Please read the records below and return each line holding the string "note".

App and web page records
________
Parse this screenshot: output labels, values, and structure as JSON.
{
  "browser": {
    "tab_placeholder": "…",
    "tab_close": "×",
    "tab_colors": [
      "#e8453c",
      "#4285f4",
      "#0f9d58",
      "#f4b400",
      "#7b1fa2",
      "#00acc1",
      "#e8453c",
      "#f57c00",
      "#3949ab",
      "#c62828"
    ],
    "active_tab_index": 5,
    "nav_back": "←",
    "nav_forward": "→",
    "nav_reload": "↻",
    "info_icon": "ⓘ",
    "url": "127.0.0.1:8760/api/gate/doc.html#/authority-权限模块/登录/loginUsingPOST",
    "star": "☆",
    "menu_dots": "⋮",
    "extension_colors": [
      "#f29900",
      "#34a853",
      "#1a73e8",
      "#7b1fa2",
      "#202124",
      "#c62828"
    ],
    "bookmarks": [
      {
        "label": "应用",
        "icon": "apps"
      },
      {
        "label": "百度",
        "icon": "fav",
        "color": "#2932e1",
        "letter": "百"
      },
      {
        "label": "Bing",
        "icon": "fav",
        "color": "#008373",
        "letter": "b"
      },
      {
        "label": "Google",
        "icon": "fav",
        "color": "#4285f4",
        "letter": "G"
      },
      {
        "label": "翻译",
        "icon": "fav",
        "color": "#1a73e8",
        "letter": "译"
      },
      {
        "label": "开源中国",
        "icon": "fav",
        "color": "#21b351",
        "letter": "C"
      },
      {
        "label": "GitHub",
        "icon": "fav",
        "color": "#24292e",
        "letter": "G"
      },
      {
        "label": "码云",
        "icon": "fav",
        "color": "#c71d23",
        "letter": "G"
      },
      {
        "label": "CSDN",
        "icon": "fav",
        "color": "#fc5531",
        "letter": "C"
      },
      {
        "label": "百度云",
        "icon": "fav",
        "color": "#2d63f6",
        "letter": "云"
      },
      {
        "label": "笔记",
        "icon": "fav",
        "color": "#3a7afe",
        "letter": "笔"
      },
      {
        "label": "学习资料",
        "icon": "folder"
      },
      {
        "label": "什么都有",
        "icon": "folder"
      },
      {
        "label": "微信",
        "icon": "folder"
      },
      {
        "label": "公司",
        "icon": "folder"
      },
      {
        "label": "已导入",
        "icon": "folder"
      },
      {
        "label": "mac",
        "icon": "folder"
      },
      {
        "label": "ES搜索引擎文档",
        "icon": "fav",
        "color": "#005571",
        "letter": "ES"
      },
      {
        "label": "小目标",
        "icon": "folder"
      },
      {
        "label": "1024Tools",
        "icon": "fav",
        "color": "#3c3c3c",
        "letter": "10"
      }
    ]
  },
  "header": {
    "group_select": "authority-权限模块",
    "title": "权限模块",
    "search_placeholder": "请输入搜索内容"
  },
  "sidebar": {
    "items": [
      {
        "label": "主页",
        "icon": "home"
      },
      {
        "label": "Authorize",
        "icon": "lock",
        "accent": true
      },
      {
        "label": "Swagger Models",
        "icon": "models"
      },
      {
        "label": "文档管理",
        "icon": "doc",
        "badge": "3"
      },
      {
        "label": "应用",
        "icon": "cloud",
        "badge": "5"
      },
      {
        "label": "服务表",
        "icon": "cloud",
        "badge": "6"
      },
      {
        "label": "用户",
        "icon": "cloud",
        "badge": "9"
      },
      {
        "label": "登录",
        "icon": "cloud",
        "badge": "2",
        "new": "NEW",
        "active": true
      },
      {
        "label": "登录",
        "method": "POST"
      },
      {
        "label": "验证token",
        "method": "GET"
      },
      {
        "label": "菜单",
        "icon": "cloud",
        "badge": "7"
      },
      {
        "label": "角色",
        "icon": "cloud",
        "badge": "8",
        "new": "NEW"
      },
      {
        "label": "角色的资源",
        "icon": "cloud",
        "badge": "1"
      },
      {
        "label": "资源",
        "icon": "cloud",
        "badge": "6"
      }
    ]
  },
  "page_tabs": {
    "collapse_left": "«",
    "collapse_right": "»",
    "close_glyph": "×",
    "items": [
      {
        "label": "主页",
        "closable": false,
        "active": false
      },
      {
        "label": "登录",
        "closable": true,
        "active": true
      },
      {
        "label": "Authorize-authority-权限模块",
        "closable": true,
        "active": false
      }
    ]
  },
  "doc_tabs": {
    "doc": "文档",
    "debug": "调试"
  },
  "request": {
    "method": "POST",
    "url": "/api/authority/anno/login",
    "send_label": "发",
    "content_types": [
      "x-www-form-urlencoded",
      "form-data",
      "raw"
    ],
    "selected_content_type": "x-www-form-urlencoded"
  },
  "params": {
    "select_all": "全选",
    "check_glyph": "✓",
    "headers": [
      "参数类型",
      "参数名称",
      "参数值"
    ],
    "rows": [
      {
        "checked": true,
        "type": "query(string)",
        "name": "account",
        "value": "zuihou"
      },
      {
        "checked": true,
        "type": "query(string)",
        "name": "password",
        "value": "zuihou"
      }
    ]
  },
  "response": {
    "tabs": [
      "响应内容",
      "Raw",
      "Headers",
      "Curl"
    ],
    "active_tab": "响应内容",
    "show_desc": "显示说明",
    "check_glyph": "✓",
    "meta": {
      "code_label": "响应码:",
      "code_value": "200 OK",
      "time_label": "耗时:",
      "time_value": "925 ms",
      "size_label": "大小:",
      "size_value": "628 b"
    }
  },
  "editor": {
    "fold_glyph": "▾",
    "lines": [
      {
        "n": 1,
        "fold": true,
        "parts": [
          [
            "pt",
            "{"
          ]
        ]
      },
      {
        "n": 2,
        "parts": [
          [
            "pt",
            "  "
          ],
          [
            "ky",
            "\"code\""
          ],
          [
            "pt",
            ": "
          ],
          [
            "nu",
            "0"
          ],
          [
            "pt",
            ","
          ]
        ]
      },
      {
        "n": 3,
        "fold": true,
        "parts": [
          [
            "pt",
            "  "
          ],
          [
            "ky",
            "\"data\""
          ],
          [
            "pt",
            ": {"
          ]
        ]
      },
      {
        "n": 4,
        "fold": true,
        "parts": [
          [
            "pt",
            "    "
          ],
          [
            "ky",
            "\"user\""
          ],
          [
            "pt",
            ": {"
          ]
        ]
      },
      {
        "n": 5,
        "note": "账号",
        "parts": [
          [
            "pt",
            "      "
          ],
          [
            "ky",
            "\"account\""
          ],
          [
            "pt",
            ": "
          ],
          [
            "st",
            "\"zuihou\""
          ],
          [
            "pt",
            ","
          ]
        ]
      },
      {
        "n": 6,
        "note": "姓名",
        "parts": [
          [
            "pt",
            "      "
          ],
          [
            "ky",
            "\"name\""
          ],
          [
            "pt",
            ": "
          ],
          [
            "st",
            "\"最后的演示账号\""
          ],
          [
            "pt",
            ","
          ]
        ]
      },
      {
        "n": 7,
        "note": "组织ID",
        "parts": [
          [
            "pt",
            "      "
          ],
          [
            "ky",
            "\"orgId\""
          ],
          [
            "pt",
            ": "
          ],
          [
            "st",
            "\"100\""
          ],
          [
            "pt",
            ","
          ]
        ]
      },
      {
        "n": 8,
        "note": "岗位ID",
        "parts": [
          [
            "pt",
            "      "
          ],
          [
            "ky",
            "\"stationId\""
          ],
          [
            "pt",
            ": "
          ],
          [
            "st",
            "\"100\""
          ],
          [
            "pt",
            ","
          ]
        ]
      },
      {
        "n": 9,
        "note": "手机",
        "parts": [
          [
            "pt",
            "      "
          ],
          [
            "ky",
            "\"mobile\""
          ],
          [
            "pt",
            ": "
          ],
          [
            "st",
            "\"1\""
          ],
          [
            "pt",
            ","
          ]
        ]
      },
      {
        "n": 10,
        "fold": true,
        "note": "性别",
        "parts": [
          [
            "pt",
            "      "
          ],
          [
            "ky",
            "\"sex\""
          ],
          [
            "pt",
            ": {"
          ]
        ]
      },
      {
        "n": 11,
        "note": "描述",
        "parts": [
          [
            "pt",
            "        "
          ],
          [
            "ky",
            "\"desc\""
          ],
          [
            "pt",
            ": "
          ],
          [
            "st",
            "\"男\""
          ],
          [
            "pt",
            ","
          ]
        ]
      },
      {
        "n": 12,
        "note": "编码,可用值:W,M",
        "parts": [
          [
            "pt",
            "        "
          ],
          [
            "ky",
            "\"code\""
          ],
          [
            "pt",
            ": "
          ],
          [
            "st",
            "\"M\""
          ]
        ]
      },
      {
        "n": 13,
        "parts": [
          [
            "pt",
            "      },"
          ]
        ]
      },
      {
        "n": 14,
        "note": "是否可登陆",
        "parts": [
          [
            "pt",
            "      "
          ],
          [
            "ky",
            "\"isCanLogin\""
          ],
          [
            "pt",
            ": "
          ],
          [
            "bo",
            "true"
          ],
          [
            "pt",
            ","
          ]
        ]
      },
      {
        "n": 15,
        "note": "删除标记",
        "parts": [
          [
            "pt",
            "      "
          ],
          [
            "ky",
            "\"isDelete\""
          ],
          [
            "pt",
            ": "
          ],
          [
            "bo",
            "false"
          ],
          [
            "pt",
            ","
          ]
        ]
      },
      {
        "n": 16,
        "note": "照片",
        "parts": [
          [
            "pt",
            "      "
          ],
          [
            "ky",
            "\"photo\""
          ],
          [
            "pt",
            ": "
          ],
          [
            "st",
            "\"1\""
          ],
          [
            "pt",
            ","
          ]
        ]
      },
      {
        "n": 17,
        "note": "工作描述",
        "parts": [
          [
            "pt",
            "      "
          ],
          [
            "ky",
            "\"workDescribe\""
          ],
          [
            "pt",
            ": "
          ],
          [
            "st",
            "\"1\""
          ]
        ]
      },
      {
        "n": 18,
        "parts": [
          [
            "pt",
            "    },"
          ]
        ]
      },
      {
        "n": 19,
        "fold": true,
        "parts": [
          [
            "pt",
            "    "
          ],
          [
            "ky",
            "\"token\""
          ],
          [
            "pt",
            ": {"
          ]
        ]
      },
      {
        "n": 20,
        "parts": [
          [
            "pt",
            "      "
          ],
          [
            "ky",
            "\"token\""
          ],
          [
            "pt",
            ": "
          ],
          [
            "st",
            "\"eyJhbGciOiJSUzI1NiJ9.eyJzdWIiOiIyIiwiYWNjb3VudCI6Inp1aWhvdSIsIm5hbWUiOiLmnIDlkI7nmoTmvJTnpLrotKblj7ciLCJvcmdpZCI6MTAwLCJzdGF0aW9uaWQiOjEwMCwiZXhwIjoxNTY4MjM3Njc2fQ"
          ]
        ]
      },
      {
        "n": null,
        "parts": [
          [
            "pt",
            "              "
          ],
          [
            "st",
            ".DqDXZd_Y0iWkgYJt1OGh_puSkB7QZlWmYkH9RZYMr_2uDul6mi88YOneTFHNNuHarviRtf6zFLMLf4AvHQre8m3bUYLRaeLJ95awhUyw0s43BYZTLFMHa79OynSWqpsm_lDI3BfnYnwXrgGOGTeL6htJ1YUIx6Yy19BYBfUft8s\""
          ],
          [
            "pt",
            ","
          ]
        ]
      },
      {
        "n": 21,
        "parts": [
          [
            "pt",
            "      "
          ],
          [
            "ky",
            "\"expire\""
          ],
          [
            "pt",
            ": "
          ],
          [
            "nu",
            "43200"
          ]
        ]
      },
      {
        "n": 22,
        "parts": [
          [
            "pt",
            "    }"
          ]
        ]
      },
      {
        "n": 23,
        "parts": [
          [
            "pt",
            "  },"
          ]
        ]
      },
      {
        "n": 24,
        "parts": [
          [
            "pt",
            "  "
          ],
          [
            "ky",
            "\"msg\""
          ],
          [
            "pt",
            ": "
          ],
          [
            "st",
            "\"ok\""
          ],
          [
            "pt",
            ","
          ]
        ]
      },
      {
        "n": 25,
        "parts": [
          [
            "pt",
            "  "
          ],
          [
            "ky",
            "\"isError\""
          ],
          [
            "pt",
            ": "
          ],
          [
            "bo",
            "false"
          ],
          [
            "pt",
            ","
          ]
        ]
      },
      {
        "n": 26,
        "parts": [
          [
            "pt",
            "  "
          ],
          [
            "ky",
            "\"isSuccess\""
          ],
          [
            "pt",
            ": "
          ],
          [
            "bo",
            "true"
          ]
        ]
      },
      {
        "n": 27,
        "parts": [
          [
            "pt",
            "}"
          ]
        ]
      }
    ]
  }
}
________
■ Answer box:
        "note": "账号",
        "note": "姓名",
        "note": "组织ID",
        "note": "岗位ID",
        "note": "手机",
        "note": "性别",
        "note": "描述",
        "note": "编码,可用值:W,M",
        "note": "是否可登陆",
        "note": "删除标记",
        "note": "照片",
        "note": "工作描述",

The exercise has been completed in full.